USA and Europe - Balanchine Repertoire is at the TOP


As ballet companies go, Paris Opera Ballet and New York City Ballet could hardly be more dissimilar. The French outfit boasts centuries of classical history, and has looked mostly to European contemporary trends to adapt to changing times. The American company, meanwhile, still abides by the style and neoclassical outlook of its 20th-century founder, George Balanchine. By happy accident, however, both currently find themselves performing similar repertoire in Paris.

NYCB has been installed at the Théâtre du Châtelet as part of the Etés de la Danse festival, with five different programmes. One could have wished for a more varied diet: out of 20 works, 14 are by Balanchine. Instead of Apollo, an early work exhausted by nearly every company under the sun, or Mozartiana, a slight confection set to join POB’s repertoire next season, a substantial Jerome Robbins selection or more of Alexei Ratmansky’s NYCB creations would have been welcome.

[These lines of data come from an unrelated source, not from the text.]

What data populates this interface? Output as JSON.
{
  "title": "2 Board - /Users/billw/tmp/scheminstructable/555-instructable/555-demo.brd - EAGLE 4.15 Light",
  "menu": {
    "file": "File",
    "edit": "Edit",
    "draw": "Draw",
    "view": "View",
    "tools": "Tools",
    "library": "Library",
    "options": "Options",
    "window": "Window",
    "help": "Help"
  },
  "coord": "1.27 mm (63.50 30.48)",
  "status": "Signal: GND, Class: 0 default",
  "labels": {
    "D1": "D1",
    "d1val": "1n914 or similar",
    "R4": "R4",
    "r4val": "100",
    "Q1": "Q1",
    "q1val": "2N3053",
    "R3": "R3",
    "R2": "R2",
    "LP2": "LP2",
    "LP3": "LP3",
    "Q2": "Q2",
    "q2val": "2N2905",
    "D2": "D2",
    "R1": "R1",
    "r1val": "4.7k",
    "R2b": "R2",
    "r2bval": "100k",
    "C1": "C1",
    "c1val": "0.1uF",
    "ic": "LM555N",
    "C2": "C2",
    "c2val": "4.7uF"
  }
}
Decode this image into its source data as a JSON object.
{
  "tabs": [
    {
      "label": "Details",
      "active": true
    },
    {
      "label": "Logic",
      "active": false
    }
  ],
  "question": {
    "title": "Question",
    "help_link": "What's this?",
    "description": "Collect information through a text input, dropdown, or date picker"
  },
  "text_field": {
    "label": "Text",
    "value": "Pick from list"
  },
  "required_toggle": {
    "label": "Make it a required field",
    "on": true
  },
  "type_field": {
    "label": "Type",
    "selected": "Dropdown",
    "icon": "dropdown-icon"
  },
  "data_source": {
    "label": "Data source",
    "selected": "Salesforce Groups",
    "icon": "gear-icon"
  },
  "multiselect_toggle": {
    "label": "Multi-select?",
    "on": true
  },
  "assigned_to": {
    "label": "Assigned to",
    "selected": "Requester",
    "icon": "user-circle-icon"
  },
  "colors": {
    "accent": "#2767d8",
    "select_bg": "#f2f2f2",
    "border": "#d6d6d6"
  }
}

Still, this is a company dancing with such vitality that it is unmissable. Since its last Paris tour, in 2008, an outstanding generation of principals has come to the fore, from the commanding Sara Mearns to Tiler Peck, Sterling Hyltin and Taylor Stanley. They took no prisoners in the opening “Balanchine Black and White” programme, imbuing such classic works as The Four Temperaments with thrilling musicality and daring.

In Balanchine’s grand, imperial-style ballets, however, you’d be forgiven for wavering between NYCB’s occasionally rough attack and the more elegant discipline of old-world companies. In NYCB’s all-Tchaikovsky programme, moments of brilliance alternated with clumsy alignments and ports de bras.

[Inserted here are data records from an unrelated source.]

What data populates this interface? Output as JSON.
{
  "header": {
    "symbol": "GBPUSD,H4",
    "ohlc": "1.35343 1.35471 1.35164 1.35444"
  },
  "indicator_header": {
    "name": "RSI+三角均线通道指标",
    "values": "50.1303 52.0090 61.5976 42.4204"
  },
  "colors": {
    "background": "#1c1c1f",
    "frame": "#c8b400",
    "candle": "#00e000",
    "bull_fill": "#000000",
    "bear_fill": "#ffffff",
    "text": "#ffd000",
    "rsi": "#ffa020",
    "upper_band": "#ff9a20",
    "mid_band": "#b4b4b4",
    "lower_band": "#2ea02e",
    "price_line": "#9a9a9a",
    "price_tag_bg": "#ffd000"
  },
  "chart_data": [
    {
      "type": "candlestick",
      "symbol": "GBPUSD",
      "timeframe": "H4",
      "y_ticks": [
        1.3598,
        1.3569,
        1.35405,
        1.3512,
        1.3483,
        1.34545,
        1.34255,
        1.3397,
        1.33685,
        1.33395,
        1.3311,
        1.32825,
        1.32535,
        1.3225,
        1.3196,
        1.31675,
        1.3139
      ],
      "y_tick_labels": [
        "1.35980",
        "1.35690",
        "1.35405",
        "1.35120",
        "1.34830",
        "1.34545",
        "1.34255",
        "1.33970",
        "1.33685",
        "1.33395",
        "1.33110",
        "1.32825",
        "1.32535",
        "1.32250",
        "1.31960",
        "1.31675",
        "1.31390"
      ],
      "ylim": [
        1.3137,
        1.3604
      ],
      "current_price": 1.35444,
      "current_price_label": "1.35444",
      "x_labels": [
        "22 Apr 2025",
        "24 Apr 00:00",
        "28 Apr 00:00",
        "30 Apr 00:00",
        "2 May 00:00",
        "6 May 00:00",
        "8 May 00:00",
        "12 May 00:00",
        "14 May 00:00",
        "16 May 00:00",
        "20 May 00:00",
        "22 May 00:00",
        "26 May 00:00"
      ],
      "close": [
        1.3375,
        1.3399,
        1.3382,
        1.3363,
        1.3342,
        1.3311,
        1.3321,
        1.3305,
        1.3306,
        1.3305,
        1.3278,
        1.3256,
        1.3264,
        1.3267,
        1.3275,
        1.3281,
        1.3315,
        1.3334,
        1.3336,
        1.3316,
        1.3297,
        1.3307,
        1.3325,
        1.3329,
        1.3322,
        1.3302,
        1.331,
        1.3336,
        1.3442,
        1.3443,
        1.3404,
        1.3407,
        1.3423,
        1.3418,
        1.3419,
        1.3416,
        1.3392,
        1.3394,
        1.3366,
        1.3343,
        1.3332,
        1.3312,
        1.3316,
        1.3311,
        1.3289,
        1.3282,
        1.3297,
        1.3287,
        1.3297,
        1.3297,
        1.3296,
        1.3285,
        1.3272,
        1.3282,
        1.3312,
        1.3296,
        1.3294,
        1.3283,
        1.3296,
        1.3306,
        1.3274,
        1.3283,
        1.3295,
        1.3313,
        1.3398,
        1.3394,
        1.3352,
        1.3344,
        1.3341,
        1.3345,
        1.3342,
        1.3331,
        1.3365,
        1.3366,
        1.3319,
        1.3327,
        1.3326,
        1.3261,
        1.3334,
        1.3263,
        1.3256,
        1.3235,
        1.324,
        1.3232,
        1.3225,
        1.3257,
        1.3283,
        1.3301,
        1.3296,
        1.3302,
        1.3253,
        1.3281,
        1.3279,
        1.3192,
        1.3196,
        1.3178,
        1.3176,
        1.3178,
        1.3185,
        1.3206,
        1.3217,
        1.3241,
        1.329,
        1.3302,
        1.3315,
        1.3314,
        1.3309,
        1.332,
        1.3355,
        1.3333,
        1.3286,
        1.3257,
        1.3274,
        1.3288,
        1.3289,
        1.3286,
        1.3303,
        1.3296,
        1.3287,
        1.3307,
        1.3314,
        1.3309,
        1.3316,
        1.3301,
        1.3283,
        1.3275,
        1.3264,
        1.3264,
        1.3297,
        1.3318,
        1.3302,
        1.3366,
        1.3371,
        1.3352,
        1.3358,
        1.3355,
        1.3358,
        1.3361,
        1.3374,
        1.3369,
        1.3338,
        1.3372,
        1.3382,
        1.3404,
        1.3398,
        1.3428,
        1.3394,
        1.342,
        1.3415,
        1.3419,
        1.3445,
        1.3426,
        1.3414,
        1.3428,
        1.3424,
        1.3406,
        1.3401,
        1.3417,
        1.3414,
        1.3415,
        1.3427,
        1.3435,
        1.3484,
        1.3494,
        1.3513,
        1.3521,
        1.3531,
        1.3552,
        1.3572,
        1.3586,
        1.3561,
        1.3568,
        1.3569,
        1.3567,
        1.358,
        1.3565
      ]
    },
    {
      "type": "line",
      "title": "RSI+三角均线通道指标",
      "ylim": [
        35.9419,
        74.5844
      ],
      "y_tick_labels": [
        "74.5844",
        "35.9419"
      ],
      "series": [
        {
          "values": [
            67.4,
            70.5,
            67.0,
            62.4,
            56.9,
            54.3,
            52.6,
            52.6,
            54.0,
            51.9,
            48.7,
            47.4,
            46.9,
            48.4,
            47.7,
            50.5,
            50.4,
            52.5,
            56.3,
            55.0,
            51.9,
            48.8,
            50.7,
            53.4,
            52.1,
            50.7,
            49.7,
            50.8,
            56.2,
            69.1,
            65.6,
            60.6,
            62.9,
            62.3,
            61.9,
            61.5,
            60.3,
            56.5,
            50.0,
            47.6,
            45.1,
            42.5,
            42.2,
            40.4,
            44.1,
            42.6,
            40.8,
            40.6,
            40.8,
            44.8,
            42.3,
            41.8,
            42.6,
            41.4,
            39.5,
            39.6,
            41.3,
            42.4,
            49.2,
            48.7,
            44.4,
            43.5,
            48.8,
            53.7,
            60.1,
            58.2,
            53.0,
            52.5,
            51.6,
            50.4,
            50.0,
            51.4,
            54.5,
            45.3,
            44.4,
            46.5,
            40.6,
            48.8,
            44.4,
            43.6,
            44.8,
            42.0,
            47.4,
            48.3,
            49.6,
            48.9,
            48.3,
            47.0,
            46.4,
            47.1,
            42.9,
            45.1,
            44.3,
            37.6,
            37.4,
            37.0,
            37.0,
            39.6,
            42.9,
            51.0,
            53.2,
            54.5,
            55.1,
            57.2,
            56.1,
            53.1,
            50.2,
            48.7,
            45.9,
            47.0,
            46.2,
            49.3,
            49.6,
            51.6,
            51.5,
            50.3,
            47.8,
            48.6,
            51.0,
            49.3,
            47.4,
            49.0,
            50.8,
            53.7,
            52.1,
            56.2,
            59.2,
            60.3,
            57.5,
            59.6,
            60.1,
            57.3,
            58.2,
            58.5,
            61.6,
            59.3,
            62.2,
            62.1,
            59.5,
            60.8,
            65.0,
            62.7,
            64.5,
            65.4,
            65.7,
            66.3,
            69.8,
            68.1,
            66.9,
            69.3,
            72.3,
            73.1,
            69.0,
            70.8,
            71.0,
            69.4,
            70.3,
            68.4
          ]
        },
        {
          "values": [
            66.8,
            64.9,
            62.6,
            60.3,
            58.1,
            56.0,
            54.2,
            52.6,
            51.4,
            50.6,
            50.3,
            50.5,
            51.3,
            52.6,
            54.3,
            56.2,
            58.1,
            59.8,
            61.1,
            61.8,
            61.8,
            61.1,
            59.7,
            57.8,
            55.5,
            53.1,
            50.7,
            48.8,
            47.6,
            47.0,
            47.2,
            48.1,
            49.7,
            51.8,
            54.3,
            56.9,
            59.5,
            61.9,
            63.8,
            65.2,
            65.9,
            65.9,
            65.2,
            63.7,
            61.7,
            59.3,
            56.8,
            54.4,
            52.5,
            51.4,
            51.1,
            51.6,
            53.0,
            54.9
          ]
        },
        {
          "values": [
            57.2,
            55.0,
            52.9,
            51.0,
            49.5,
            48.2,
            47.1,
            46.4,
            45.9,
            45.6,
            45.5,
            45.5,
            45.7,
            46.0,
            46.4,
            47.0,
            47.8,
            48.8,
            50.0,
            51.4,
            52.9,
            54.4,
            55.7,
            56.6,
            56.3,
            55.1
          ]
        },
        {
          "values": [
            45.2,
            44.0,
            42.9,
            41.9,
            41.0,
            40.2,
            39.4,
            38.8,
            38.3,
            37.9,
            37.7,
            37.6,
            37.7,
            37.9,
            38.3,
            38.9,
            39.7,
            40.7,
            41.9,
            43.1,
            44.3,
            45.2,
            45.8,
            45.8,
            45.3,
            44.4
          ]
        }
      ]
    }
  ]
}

Meanwhile, POB successfully co-opted Balanchine’s Brahms-Schoenberg Quartet at the Opéra Bastille. Transatlantic fare has been a hallmark of the tenure of Benjamin Millepied, the former NYCB principal appointed director in 2014, and Brahms-Schoenberg came adorned with elegant new costumes by Karl Lagerfeld, ranging in inspiration from Daniel Buren-style stripes to folk-like headdresses. More important, the POB dancers looked at home in the piece’s evocation of opulent Austro-Hungarian ballrooms. Dorothée Gilbert and Mathieu Ganio made a romantic pairing, while Laura Hecquet and Karl Paquette gleefully played up the fourth movement’s character dancing.

Balanchine is not the only name the NYCB and POB programmes have in common. Both are presenting ballets by Justin Peck, soloist and resident choreographer with NYCB, whom Millepied commissioned to create his first European work in Paris. The result, Entre Chien et Loup (“between dog and wolf”, a French expression meaning twilight or dusk), boasts striking production values, including John Baldessari’s 1989 print “Rollercoaster” as backdrop, but falls short of Peck’s New York creations.

By way of score, he opted for Poulenc’s Double Piano Concerto, which was also used in 2010 by Liam Scarlett for Asphodel Meadows. Peck’s take is more structurally ambitious than Scarlett’s, but less attuned to the intricate, changing texture of the music.

As a further tribute to Baldessari, Peck chose to saddle his 11-strong cast with round masks, mimicking the colourful dots with which the Californian artist hides faces in some works. More could have been made of the resulting tension between individuals and the anonymous crowd, but Peck, true to his Balanchine roots, focused on shapes in space. He and the French dancers failed to meet each other halfway: there is a bright, earnest quality to Peck’s work that few in the cast really made their own, despite some striking male solos.

Peck was back in his comfort zone with NYCB, who presented the impressive Everywhere We Go at the Châtelet. The choreographer’s American colleagues filled out his steps and kaleidoscopic patterns with remarkable energy and presence. On the same programme was an offbeat treasure, Ratmansky’s 2014 Pictures at an Exhibition, proving that dance can converse with the abstract moods of its Mussorgsky score and Kandinsky projections. What a time to be watching ballet in Paris.

POB ‘Peck/Balanchine’, to July 15,

NYCB, to July 16,